Showing posts with label mountain towns. Show all posts
Showing posts with label mountain towns. Show all posts

July 12, 2020

The Mountain Gazette is Back (Again)

I missed out on the original 1960s Mountain Gazette — too young, but I subscribed during the M. John Fayee era (the 2000s) and still have my "When in Doubt, Go Higher" T-shirt someplace.
The last person to resurrect Mountain Gazette in 2000 after a more than 20-year hiatus was M. John Fayhee, a legendary journalist and scribe who spent 12 years at the helm of the magazine. His insightful eye reshaped Mountain Gazette, with irreverent barstool insight, an abiding appreciation of the West’s characters, an razor-sharp criticism of interlopers seeking to get rich on a town’s culture and landscapes, and a stable of the region’s top writers. His approach celebrated the artistic and literary heritage forged by its founder, Mike Moore, with long-form essays — think wandering 25,000-word explorations of Western culture, weather, and life and death in high-elevation towns — and a definitive rebuke of flashy outdoor mags heavy with gear reviews and top-10 lists.
That quote is from a Colorado Sun piece on the Mountain Gazette's third incarnation, now in the womb.
Appreciation for the Mountain Gazette never died, even when it stopped publishing. Older issues can be found in curated collections in antique stores. Lovers of the magazine collect them like precious vinyl records.

And now the journal of culture and commentary is getting a second, second chance.

Mike Rogge, a 34-year-old skier and new dad from Lake Tahoe, is breathing new life into the idled magazine, hoping to revive the glory days when Mountain Gazette harbored the stories and characters that defined high-country culture.

Rogge bought the dormant Mountain Gazette and its website in January from Summit Publishing Co., which prints the popular, free Elevation Outdoors magazine seen on racks all over Colorado.
The new plan is for a glossy, semiannual sort of "coffee table magazine," not sold on newstands, with "long-form stories, essays, and poetry capturing mountain town culture" and  "stunning, large format photography" for $60 per year. More information here. 

Clothing and accessories (merch) are already available, so if you are unsure about the magazine, you can get the bumper sticker.

September 16, 2018

End of the Season in a Mountain Town


M. and I went over to Westcliffe Friday night to watch a movie in a real (and historic) theater.

Westcliffe is not a ski town, not a river town, not a mountain-biking town.

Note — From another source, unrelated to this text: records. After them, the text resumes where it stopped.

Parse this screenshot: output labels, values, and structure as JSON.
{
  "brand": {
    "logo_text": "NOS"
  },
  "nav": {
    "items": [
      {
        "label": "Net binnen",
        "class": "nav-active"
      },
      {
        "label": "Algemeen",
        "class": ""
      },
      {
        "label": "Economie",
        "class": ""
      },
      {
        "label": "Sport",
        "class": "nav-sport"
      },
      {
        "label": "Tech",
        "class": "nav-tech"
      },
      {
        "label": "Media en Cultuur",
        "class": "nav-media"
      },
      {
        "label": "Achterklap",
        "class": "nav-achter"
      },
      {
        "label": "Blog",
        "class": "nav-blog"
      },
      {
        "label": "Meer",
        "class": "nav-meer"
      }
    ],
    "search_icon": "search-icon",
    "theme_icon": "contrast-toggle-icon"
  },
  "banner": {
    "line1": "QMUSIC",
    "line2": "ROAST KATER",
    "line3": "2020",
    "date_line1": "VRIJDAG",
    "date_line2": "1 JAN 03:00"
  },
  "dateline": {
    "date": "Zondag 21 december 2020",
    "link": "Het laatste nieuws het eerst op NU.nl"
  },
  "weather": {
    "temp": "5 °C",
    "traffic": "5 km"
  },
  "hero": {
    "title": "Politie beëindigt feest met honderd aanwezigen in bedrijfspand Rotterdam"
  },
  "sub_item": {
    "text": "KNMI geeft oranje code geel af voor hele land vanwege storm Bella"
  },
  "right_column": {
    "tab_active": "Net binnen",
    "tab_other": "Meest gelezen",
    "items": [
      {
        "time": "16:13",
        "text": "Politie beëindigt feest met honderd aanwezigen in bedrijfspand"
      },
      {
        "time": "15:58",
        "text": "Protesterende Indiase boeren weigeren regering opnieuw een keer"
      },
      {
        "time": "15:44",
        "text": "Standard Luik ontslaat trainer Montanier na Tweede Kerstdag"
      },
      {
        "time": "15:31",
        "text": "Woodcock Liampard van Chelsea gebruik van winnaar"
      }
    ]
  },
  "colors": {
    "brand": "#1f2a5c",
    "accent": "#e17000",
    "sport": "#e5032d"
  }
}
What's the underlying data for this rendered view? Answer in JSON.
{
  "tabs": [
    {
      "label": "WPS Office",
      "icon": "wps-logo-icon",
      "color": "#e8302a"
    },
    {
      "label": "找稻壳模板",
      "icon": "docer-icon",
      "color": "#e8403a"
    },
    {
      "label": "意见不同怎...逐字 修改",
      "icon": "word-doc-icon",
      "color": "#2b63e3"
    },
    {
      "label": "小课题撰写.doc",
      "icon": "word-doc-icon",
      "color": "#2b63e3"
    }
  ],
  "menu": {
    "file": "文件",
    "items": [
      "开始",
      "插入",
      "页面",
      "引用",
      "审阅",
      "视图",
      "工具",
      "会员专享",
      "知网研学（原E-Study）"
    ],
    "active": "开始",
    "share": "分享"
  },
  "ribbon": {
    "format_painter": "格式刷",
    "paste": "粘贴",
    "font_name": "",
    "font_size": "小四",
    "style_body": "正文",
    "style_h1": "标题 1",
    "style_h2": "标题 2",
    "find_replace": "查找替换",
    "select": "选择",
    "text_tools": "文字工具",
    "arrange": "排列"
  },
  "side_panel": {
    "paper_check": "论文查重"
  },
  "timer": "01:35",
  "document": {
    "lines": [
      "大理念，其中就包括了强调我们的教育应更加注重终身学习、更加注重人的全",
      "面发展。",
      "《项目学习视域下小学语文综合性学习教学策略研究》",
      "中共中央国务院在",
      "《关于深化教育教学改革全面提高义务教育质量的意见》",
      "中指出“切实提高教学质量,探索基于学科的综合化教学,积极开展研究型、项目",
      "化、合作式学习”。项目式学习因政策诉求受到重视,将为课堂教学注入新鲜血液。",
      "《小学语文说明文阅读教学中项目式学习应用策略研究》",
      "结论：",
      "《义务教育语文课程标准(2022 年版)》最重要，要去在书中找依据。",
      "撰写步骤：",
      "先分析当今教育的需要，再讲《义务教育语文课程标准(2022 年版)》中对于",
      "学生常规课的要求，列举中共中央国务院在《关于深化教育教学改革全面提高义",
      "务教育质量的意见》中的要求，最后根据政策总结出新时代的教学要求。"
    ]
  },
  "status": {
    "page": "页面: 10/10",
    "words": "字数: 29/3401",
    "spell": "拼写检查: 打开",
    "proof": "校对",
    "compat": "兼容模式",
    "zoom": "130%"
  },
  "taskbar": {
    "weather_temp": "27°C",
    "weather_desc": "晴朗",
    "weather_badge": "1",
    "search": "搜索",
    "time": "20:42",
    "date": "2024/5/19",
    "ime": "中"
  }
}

When its one ski area, Conquistador, finally faceplanted too many times and shut down in 1993, the town gave a collective yawn and got on with its real industry, building mountain mini-mansions.

There are a bazillion photos taken looking west down Main Street toward the Sangre de Cristo Range, all variations of this one:
Add more a few more trees, neo-historic streetlamps, paving, and diagonal parking,
and you have the Westcliffe of today.


It occurred to me as I sat on a street bench across from the Jones Theater that you could pick up the whole place and set it down in, say, Phillips County—only with neo-historic streetlamps and a "dark skies" ordinance. The two counties' populations are about the same, and the buildings would fit right in.

The only difference is that almost no one is building mini-mansions all around Phillips County, thus supporting numerous small construction firms. On the prairie there is maybe less talk about agricultural "heritage" and more actual agriculture.

Walking down Main Street, it seemed like every third retail space was for rent and almost every restaurant for sale. Chappy's, our favorite bar for Westcliffe visits, was "closed for renovation." I hope that's not a euphemism.

The Chamber of Commerce types want more economic activity. Factories? In all these towns and small cities the refrain is, "We don't want our kids to move away." But guess what, the kids are going to move away.  Maybe some will come back later and find a way to make a living. Most will not. (Did I go back to Del Norte or Rapid City? Nope.)

What you can get in a place like Westcliffe:
  • First-run movies
  • Hardware store merchandise (the Ace store is pretty good)
  • Carhart clothing (at the hardware store)
  • "Western decor" items
  • Paintings by local artists
  • Grass-fed beef
  • "Lowest-common denominator groceries" (M.'s phrase)
  • Hiking boots 
  • Firearms
  • Automotive repair
  • The rural health clinic

What you cannot get:
  • Auto parts
  • Books
  • Other clothing
  • Appliances
  • Specialized medical care
  • All kinds of other things that send people "down the hill," leading to much Facebook angst about road conditions
Then there is the new but growing Amish population (buggies at 8,000 feet!) who have a different set of shopping needs and probably rely sometimes on mail order from Gohn Bros. or wherever.

So there is much complaint about how retail businesses (except hardware) cannot succeed with a season that is only four months long.

On the other hand, there seems to be little desire to be one of those resort towns with a different manufactured "festival" every other weekend throughout the year. The argument goes around and around.

But the views!